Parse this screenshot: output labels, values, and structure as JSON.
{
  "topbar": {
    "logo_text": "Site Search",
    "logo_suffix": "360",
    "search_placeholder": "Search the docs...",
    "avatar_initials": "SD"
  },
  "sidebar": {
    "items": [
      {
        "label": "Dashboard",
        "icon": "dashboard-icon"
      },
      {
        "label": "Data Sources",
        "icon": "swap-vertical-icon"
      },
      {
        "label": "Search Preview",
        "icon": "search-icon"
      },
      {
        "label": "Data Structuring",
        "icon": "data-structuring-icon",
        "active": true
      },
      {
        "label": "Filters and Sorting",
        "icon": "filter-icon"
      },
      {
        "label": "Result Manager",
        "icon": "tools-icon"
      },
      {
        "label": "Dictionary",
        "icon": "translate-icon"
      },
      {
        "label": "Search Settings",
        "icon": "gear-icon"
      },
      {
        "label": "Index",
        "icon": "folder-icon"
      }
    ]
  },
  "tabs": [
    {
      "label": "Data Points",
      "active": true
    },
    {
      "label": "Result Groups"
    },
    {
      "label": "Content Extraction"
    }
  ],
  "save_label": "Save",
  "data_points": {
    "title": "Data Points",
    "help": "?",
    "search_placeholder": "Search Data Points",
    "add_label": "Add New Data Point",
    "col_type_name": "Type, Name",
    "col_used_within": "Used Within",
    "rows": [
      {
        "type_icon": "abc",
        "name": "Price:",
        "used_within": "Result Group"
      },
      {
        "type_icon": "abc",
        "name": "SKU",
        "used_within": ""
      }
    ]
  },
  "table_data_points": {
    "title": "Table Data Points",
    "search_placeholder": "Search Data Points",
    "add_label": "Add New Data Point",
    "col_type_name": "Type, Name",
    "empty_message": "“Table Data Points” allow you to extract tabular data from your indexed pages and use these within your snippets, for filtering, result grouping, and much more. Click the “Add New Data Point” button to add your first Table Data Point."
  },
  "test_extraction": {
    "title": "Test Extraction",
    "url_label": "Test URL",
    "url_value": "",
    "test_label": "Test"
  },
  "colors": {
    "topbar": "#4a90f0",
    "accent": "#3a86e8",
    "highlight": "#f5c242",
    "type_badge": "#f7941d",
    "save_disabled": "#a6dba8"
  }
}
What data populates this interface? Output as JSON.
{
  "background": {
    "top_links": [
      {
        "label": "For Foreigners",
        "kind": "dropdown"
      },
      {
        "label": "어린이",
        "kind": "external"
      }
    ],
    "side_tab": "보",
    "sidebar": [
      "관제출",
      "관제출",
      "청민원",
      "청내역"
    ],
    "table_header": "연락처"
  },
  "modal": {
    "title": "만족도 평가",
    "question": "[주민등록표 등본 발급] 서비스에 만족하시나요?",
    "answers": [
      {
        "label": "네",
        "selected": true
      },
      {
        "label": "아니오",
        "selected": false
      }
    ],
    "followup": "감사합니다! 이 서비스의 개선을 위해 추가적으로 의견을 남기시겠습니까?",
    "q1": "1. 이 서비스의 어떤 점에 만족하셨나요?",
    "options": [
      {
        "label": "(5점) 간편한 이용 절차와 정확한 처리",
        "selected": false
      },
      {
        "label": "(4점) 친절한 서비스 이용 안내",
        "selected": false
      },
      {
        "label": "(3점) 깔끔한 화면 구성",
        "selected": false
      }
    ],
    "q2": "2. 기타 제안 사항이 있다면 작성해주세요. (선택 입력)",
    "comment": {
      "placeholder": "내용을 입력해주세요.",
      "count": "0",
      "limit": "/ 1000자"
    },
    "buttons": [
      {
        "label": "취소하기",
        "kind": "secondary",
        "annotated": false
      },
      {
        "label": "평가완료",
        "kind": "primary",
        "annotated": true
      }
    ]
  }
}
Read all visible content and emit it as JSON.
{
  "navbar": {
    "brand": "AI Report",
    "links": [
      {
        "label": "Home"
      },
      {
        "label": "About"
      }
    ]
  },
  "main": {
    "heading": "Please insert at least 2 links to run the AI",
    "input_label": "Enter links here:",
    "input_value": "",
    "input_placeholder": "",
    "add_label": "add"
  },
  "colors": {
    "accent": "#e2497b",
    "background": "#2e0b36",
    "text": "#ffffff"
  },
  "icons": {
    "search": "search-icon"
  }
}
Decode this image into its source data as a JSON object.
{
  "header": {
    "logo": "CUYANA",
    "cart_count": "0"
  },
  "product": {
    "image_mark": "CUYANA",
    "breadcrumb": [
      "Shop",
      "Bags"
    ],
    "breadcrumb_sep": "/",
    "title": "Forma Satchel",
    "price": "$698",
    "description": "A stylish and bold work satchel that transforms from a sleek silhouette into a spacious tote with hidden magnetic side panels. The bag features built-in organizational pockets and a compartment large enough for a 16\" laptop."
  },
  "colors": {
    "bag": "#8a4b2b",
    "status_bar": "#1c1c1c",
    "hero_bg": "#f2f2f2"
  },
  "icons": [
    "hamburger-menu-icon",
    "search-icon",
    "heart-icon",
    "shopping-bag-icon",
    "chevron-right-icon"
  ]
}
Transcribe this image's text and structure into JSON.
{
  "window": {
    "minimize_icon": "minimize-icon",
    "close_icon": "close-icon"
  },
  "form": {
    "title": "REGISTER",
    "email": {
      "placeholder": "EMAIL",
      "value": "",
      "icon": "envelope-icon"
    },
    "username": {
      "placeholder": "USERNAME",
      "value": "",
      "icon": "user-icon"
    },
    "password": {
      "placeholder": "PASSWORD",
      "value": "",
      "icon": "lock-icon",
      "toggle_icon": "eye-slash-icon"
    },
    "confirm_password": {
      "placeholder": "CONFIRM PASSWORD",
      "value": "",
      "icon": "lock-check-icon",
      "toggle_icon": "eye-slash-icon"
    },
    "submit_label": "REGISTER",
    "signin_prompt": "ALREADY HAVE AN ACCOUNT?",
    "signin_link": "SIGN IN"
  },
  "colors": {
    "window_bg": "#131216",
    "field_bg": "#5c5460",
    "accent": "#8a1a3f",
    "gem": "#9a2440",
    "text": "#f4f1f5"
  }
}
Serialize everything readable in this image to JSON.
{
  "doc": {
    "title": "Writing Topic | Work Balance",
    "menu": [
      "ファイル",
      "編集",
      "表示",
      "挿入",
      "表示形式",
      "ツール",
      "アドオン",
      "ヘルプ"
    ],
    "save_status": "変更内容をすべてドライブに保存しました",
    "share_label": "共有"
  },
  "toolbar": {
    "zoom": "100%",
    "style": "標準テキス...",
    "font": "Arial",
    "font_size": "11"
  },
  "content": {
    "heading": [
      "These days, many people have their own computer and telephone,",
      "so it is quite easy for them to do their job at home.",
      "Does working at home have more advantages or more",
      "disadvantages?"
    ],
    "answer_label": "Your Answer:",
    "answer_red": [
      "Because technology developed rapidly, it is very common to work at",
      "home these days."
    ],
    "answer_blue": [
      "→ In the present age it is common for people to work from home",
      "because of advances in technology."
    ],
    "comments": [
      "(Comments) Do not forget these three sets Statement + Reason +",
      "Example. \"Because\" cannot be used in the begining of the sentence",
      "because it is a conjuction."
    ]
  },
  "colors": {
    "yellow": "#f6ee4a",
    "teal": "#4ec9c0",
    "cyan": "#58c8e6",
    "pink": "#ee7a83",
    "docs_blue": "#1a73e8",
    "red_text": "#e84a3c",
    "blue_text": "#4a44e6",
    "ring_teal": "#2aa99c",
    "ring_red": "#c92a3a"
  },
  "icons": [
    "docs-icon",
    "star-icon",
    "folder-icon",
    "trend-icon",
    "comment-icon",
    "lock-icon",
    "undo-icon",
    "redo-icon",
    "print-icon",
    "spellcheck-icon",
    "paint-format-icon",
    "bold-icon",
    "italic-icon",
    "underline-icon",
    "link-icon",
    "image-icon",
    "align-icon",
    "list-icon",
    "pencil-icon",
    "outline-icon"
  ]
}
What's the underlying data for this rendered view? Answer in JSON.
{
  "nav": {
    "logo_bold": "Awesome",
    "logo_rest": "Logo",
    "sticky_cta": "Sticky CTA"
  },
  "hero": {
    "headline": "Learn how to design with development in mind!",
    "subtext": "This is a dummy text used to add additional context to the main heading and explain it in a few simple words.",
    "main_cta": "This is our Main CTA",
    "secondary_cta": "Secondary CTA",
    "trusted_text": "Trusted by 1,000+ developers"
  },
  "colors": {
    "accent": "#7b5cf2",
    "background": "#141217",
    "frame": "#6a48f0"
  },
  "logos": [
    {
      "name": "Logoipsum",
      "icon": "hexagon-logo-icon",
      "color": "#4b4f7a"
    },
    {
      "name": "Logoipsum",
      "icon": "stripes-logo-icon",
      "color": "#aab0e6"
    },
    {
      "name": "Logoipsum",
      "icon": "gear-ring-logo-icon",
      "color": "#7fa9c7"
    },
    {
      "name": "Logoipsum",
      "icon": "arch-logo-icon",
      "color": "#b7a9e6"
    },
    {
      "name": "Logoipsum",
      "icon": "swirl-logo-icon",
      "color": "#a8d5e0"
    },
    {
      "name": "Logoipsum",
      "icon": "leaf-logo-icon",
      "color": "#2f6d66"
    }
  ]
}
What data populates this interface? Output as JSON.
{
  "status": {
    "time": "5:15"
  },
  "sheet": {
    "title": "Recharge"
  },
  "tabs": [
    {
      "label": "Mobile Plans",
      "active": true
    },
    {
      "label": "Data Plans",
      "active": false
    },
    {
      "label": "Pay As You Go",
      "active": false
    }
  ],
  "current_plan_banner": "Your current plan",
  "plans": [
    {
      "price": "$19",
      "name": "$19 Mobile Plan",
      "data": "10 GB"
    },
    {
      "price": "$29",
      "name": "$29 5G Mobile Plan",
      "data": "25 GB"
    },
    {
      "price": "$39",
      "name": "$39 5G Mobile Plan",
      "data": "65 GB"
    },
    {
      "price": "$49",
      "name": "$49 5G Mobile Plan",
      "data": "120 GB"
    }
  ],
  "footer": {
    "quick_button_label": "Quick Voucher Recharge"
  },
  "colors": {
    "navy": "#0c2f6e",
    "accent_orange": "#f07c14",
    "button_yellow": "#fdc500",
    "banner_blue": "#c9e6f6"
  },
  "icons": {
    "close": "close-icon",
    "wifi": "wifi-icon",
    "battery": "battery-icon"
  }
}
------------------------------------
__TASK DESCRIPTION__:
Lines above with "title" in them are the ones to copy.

__REPLY TO THE TASK__:
    "title": "Data Points",
    "title": "Table Data Points",
    "title": "Test Extraction",
    "title": "만족도 평가",
    "title": "Forma Satchel",
    "title": "REGISTER",
    "title": "Writing Topic | Work Balance",
    "title": "Recharge"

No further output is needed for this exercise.